Conclusions:

The model provides a reasonable description of the time course of bacterial pneumonia pathogenesis and host-pathogen interactions. It captures the maximal stimulatory effects of A. baumannii on proinflammatory cytokine expression, resulting neutrophil recruitment and response, and lung injury. It also allows for simulations of disease progression in hosts with altered immune systems.

The model will be expanded with additional biomarkers to validate neutrophil signaling and anti-inflammatory components and to provide a more comprehensive description of bacterial pathogenesis. Antibiotic PK/PD will be integrated to enable the design and optimization of novel treatment regimens.
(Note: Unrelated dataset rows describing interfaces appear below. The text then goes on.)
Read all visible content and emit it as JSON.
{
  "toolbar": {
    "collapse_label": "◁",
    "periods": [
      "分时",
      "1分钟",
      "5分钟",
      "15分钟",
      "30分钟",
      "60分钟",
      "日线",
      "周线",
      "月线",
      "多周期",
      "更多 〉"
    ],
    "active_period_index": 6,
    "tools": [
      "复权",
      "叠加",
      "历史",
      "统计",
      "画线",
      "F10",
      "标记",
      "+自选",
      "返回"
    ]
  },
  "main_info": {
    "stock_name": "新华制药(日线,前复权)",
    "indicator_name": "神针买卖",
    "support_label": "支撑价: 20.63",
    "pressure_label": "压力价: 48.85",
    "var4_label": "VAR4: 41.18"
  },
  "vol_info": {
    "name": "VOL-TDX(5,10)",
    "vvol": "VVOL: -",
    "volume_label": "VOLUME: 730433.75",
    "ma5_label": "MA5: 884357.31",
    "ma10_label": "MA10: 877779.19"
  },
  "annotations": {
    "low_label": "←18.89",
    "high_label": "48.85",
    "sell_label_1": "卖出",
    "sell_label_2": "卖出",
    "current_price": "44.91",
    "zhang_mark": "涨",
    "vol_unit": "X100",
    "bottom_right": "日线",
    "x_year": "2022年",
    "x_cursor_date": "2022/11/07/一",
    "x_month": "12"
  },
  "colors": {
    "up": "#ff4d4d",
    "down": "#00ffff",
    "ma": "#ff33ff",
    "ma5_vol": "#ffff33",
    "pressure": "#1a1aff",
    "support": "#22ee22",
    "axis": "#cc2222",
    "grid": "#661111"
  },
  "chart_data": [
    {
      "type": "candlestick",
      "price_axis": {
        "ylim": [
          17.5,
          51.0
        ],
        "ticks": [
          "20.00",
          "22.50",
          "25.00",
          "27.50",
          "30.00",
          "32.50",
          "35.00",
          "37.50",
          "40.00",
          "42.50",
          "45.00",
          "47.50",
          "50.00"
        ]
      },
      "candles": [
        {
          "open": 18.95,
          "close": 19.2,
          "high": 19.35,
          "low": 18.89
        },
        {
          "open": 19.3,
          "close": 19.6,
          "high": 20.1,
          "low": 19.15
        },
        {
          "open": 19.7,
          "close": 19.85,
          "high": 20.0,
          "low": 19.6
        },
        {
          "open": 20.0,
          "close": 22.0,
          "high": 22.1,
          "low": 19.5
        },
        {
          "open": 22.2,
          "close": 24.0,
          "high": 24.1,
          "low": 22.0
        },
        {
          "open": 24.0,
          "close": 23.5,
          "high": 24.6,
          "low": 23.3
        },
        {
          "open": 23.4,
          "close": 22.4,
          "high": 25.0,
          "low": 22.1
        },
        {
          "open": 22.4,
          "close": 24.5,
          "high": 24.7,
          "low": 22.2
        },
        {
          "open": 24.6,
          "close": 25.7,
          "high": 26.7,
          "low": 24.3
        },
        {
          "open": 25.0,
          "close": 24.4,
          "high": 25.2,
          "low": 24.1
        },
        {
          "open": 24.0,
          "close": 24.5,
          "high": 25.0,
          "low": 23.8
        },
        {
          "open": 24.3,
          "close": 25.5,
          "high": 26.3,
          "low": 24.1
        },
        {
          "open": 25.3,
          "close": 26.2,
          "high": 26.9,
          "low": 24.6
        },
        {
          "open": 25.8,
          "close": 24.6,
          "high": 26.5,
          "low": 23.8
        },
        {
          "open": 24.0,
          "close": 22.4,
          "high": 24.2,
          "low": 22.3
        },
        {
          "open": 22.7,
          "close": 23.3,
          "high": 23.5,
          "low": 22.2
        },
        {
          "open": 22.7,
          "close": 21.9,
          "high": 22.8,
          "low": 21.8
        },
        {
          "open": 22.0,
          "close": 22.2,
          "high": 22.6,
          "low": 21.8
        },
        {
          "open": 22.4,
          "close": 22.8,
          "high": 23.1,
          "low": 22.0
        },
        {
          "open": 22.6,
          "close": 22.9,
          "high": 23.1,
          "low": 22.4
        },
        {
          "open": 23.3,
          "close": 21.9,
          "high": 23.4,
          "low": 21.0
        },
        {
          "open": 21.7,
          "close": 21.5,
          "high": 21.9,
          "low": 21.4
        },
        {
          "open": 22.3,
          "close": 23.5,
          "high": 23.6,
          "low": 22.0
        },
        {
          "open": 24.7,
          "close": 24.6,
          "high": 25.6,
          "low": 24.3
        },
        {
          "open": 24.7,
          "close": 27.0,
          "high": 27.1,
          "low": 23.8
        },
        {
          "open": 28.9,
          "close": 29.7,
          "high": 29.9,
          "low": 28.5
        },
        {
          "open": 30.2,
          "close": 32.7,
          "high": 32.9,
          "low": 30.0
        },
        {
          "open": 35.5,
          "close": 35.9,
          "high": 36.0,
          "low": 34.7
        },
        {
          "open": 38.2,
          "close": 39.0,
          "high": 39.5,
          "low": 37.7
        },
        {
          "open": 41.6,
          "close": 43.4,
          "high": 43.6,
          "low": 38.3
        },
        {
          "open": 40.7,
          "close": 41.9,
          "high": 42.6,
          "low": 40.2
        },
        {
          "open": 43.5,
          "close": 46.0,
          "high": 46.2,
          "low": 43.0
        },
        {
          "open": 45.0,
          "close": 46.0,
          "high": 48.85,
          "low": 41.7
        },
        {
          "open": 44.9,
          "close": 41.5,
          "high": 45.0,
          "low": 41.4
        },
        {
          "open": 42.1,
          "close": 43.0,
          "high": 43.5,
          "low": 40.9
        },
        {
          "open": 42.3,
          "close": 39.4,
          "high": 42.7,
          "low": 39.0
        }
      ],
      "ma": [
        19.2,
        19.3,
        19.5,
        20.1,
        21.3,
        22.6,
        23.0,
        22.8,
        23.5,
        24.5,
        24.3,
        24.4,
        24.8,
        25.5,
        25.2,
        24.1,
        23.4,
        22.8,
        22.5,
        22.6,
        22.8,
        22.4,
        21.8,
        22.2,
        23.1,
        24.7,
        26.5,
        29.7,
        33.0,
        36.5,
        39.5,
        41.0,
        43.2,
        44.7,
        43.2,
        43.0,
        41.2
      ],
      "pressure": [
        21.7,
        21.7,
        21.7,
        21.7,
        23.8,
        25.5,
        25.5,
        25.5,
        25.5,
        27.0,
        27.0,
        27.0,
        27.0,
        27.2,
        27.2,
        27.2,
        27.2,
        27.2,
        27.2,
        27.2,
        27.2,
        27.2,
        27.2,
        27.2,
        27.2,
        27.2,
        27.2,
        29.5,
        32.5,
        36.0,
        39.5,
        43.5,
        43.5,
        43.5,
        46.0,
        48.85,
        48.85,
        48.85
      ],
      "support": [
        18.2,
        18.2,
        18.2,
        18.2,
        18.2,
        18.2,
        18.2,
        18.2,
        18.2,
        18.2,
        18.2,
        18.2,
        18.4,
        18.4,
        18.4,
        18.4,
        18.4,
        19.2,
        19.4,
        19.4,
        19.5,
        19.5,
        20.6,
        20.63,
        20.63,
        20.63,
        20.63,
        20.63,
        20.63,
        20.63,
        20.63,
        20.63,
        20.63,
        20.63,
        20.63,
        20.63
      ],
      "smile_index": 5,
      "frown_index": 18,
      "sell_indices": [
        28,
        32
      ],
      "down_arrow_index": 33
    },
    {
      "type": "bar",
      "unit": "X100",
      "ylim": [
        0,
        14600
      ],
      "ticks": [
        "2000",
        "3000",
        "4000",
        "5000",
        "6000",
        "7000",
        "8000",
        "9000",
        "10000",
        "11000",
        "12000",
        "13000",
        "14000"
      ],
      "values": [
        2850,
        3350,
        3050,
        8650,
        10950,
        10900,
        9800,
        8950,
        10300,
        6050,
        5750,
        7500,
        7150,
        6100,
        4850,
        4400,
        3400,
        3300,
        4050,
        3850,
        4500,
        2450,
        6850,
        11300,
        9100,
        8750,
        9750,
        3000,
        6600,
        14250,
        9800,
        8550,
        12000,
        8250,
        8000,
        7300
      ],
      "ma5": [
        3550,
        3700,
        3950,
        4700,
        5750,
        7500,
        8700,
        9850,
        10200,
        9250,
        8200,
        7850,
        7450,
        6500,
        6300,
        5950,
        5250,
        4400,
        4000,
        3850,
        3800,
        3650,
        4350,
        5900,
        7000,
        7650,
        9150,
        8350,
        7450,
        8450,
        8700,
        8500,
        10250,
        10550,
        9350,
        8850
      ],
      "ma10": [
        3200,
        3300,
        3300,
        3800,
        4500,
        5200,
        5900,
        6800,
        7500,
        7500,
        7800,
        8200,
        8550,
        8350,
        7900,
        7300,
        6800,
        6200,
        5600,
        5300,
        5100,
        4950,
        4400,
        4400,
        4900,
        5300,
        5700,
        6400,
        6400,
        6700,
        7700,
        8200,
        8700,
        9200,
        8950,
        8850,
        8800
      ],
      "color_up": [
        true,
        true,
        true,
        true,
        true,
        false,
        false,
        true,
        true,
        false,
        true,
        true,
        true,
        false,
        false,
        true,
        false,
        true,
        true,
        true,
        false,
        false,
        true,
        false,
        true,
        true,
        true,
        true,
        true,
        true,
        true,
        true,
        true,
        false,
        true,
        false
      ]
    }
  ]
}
References:
[1]  Lozano R, Naghavi M, Foreman K, et al. Global and regional mortality from 235 causes of death for 20 age groups in 1990 and 2010: a systematic analysis for the Global Burden of Disease Study 2010. Lancet. 2012; 380: 2095–2128
[2]  Mizgerd J. Molecular mechanisms of neutrophil recruitment elicited by bacteria in the lungs. seminars in IMMUNOLOGY, Vol. 14, 2002: pp. 123–132
[3]  Quinton LJ, Jones M, Simms B, et al. Functions and Regulation of NF-κB RelA during Pneumococcal Pneumonia. J Immunol. 2007;178:1896-1903.
[4]  Tisoncik JR, Korth MJ, Simmons CP, et al. Into the eye of the cytokine storm. Microbiol Mol Biol Rev. 2012 Mar;76(1):16-32.
[5]  Russo TA, Beanan JM, Olson R, et al. Rat Pneumonia and Soft-Tissue Infection Models for the Study of Acinetobacter baumannii Biology. Infect Immun. Aug.2008;3577-3586.
[6]  Aman J, van der Heijden M, van Lingen A, et al. Plasma protein levels are markers of pulmonary vascular permeability and degree of lung injury in critically ill patients with or at risk for acute lung injury/acute respiratory distress syndrome. Crit Care Med. 2011 Jan; 39(1):89–97
[7]  D’Argenio DZ, Schumitzky A, Wang X. ADAPT 5 User's Guide: Pharmacokinetic/Pharmacodynamic. Systems Analysis Software. BMSR. 2009.
[8]  Sharma A, Jusko WJ, Characteristics of indirect pharmacodynamic models and applications to clinical drug responses. Br J Clin Pharmacol. 1998 Mar; 45(3): 229–239.